The only UVF area that can rival the Shankill in terms of membership and funds is east Belfast. Under the control of Stephen ‘Mackers' Matthews, it has effectively split from the rest of the terror gang.

Although the east Belfast UVF, which also includes the entire north Down area, takes part in shows of strength with other battalions, this is purely for the cameras.


The UVF leadership on the Shankill sees Matthews as being out of control, especially after the attempted murder of his ex-girlfriend Jemma McGrath in east Belfast last year.

“Mackers feels as if he has been hung out to dry by Bunter,” said another east Belfast source.

“The PSNI has publicly admitted they have set aside a dedicated unit to take down the east Belfast UVF.

“What Mackers wants to know is why haven't they done the same with the Shankill. Bobby Moffett was murdered on the Shankill Road in broad daylight, not the Newtownards Road, so why is the attention of the police just on east Belfast.”

Our source said that because Matthews has publicly disagreed with Bunter Graham at UVF leadership meetings about the organisation's political direction, he has become increasingly marginalised.

“Mackers isn't stupid and has seen how the UVF has dealt with internal voices of dissent in the past,” added our east Belfast source.

“The UVF ordered Billy Wright out of the country because he didn't like the way things were going.

“It also murdered Frankie Curry, shot Jackie Mahood, and tried to kill Tucker Ewing — even though they were all UVF heroes like Billy Wright.

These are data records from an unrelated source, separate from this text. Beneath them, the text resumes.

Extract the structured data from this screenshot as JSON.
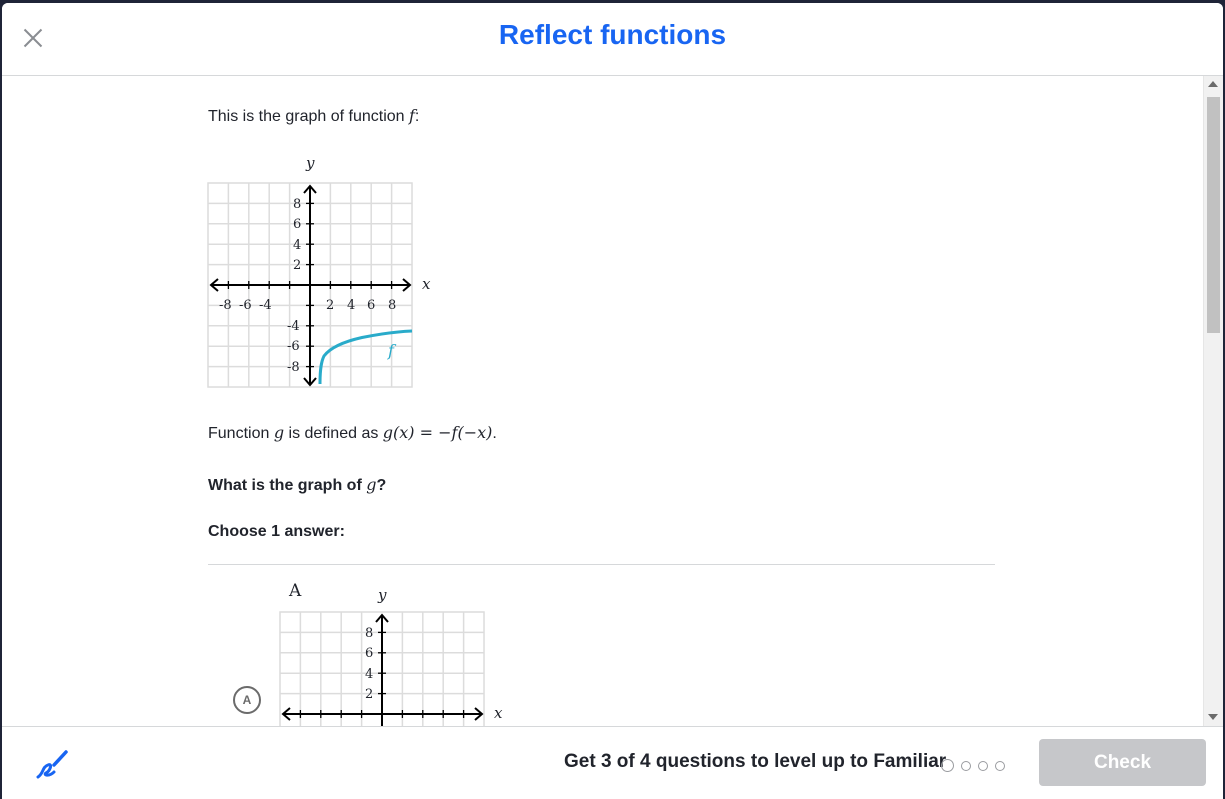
{
  "header": {
    "title": "Reflect functions"
  },
  "question": {
    "intro_text": "This is the graph of function ",
    "intro_var": "f",
    "intro_colon": ":",
    "def_prefix": "Function ",
    "def_var": "g",
    "def_mid": " is defined as ",
    "def_formula": "g(x) = −f(−x)",
    "def_end": ".",
    "ask_prefix": "What is the graph of ",
    "ask_var": "g",
    "ask_q": "?",
    "choose": "Choose 1 answer:"
  },
  "graph_f": {
    "axis_x_label": "x",
    "axis_y_label": "y",
    "x_ticks_neg": [
      "-8",
      "-6",
      "-4"
    ],
    "x_ticks_pos": [
      "2",
      "4",
      "6",
      "8"
    ],
    "y_ticks_pos": [
      "8",
      "6",
      "4",
      "2"
    ],
    "y_ticks_neg": [
      "-4",
      "-6",
      "-8"
    ],
    "curve_label": "f",
    "curve_color": "#29abca"
  },
  "choices": [
    {
      "letter": "A",
      "label": "A",
      "graph": {
        "axis_x_label": "x",
        "axis_y_label": "y",
        "y_ticks_pos": [
          "8",
          "6",
          "4",
          "2"
        ]
      }
    }
  ],
  "footer": {
    "progress_text": "Get 3 of 4 questions to level up to Familiar",
    "check_label": "Check",
    "scratchpad_icon": "scratchpad-pencil-icon"
  },
  "colors": {
    "accent": "#1865f2",
    "curve": "#29abca",
    "disabled_button": "#c6c7ca"
  }
}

“Mackers is very much aware that he could face a similar fate.”

Belfast Telegraph